A robot competition that takes place in a swimming pool, the Oceans 2008 Kobe Aqua Robot Competition was held in Kobe on April 10th, 2008, and participants from all over Asia were there to compete with their water-tight aquatic robots. The competition covered two categories, the UAV Group, in which the underwater vehicles are judged on their ability to navigate to specific points in the pool and were then required to follow a red line and recognize the docking station via colored blinking LEDs. The Biomimetic Robot Group was judged on the ability to perform basic directional movement functions as well as one “original function” such as going backwards, spinning, or jumping. Prototyping robots is hard enough, but the ability to actually make them waterproof is seriously impressive. Inspirational stuff.
A 3.2 x 2.1 meter (10 x 7 ft) work of Astro Boy pixel art made from 138,000 recycled Tokyo Metro tickets is on temporary display at the Shinjuku Takashimaya Department Store (2nd floor) to mark the opening of Tokyo’s new Fukutoshin subway line. Created by volunteers from Takashimaya and other Shinjuku-area businesses, the work depicts Astro Boy, Uran, Professor Ochanomizu and Higeoyaji (Mr. Mustachio) in Shinjuku along with the new Fukutoshin train.
Shuntaro Iizuka: Cardboard Character Costumes
Shuntaro Iizuka, aka Reizoukoman (Refrigerator Man) is an artist and member of the Wahaha Honpo theater company. Iizuka is famous for his strange and extravagant cardboard costumes that he uses when acting out the roles of his various colorful characters. Daily Portal Z takes us on a guided tour of this artists’s workshop of some of his wilder cardboard creations, proving once again that one person’s garbage can be another person’s jackpot. See also: Reizoukoman on YouTube, Reizoukoman’s blog.
Tsumami-kanzashi are exquisite hair pins made from thin silk called ‘habutae,’ often designed to resemble filigree flowers or butterflies. This ancient Japanese craft dates back to the Edo Period (1603-1867) and, sadly, nowadays they are only worn with traditional Japanese attire on special occasions such as Shichi-Go-San or Coming of Age Day. To change that, PingMag talks with artist Yonuko who aims to revive that craft with her beautifully modern style tsumami-kanzashi that are made of old kimono fabrics.
Hideto Hyodo creates new and beautiful forms out of acrylic. He’s also the leader of the Modern Manufacturers’ Party, a group which considers the question, “How can we successfully combine beautiful design and high technical skill?” PingMag MAKE spoke to him this week about the road he traveled to become the craftsman and designer that he is today.
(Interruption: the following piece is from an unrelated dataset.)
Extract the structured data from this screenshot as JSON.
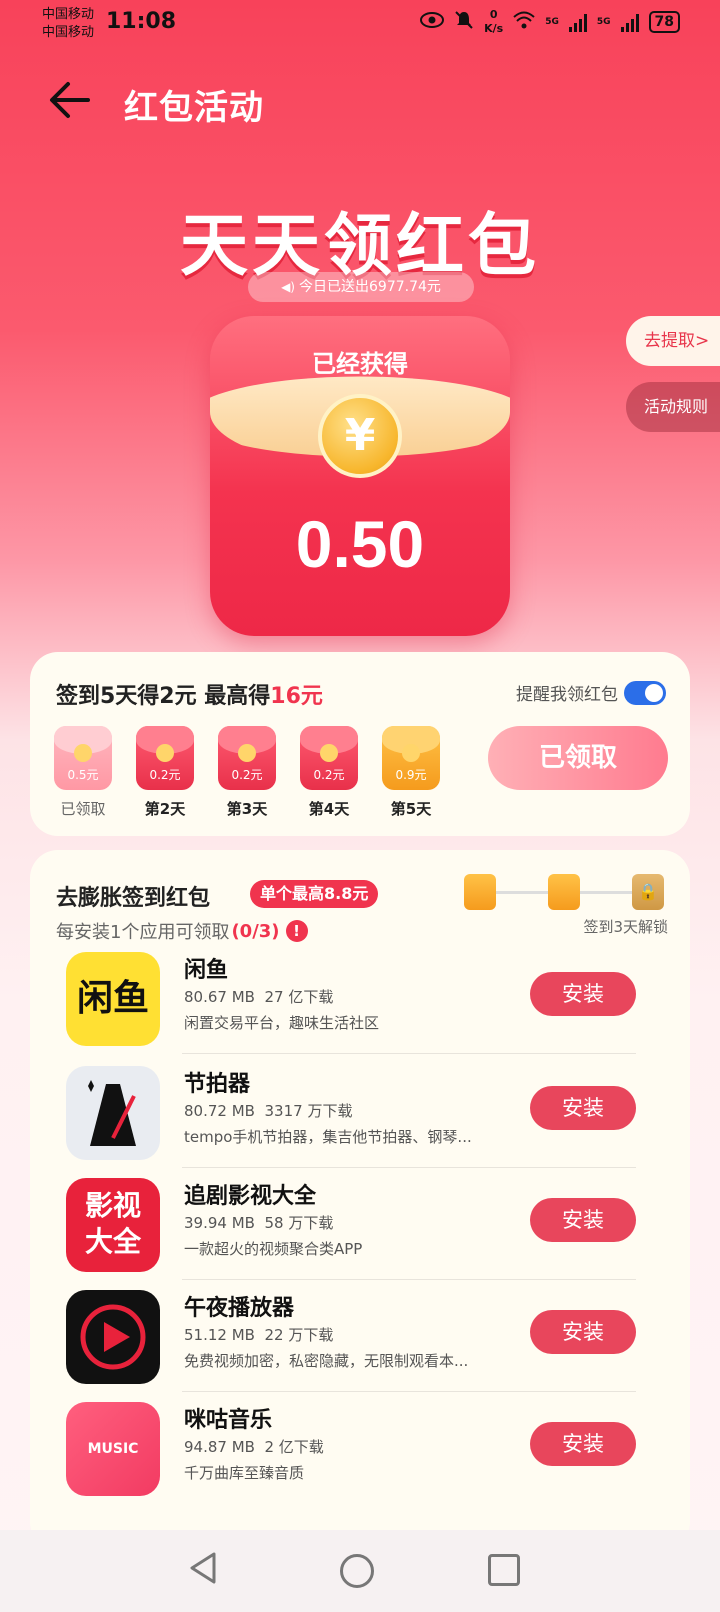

The Crest Japan company’s web kaleidoscope is a system that allows you to remotely control a physical kaleidoscope in their office and view it on the web. It’s kind of cool to think that you can cause something to move all the way across the globe via the internet. It is reported that this can also be controlled via cell phone, if you’re in Japan. To give it whirl on the net, go here and click on bar (1, below). Depending on the traffic, you might have to wait your turn, but once your turn is up, you can control the lights from the (2) area, the direction from the (3) area, and the position via (4). Once it’s your turn, you get about a minute of time to control the kaleidoscope. Also, the lighting varies depending on the time of day, so it will naturally be darker when it’s nighttime in Japan. This is a pretty inspirational example of what’s to come in the future from web-enabled physical computing. My prediction: Soon there will be a service that lets me clean out some stranger’s refrigerator via cell phone. [via MAKE: Japan]
70’s Robot Glasses
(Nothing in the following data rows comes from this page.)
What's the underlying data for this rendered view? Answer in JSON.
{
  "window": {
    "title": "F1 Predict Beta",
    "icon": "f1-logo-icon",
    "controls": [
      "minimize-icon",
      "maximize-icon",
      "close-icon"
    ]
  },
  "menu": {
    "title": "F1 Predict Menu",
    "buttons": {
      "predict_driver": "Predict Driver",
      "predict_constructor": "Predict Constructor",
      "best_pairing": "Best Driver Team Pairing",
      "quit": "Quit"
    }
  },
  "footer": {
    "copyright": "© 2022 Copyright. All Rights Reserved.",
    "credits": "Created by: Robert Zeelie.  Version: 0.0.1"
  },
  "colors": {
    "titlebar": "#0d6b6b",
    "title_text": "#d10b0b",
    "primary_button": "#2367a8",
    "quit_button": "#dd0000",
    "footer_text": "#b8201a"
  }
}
The makers of many zany useless products, Taro Shoten bring us these “robot glasses” which are actually not recommended for any sort of real-world activity. These glasses are designed to replicate the perspective of the vertically-lined yellow eyes that were popular with Japanese robots in the 70’s. As the ad states, these glasses will seriously compromise your field of vision (maybe that’s why all the robots from the 70’s were always bumping into things). Despite their apparent uselessness, they look quite intense. Bono + robot + jaundice = these glasses. (Thanks, HT!)